... feminist, atheist, autistic academic and historic narrowboater ...
Likes snooker, beer, tea, rivets and solitude, and is strangely fascinated by the cinema organ.
And there might be something about railways.

Saturday, 10 April 2021

Round the rear of Record Ridgway

I've tried previously to explain (not least to myself) my doomed love for the ephemerally derelict; the decayed and the destroyed. Through this blog (and dozens if not hundreds of other un-organised photographs) I can document a tiny snapshot of this. Sometimes buildings remain in a state of dereliction for decades, declining organically and imperceptibly, but can then disappear in a matter of days. (When this happens, it makes me feel very disconcerted.)

So on my weekend walk I circumnavigated the Record Ridgway works. The most part of the very large building is not architecturally distinguished or interesting.
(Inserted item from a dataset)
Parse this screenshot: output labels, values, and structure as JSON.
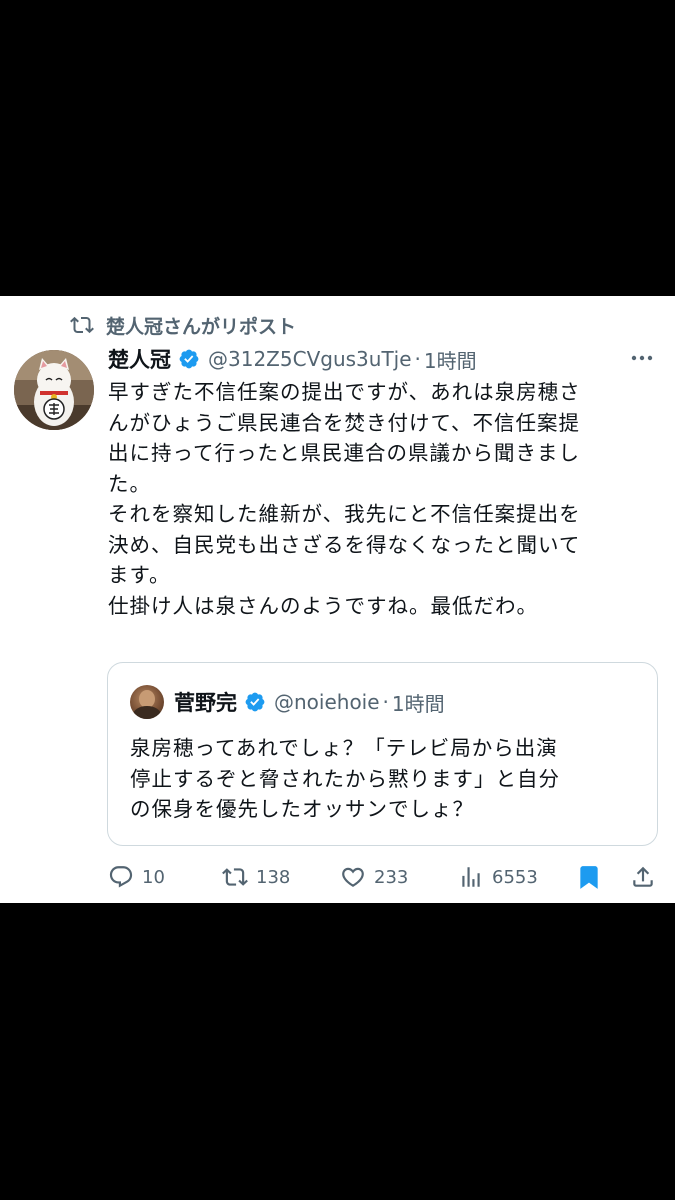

It's a massive shed in which hundreds of people worked making tools - chisels, planes and other things with blades and edges.

I poked the camera through one broken pane to get a very unimpressive picture. 

However, urban explorers have not only explored, but documented the building, here and here for example with some wonderful photos. 

Big empty buildings like this don't only attract explorers, kids with a deathwish (I once had a taxi driver who was telling me hair-raising stories of what him and his mates got up to in Kelham Island as boys in the eighties and nineties) and vandals; alongside the crude tags some serious graffiti artists have made the abandoned and all but hidden walls their canvas.

The photos from Oblivion State include this massive, very unnerving but beautifully executed work by the Welsh-born, Sheffield-based artist and muralist who goes by the name of Phlegm, and whose work can be seen all over the world, as well as in a number of places in Sheffield. The Record Ridgway example is particularly gruesome but I do like the surreal detail, often on such a large scale, of his work.

1 comment:

  1. Thanks for the links Sarah!
    Wow, I love Phlegm's art.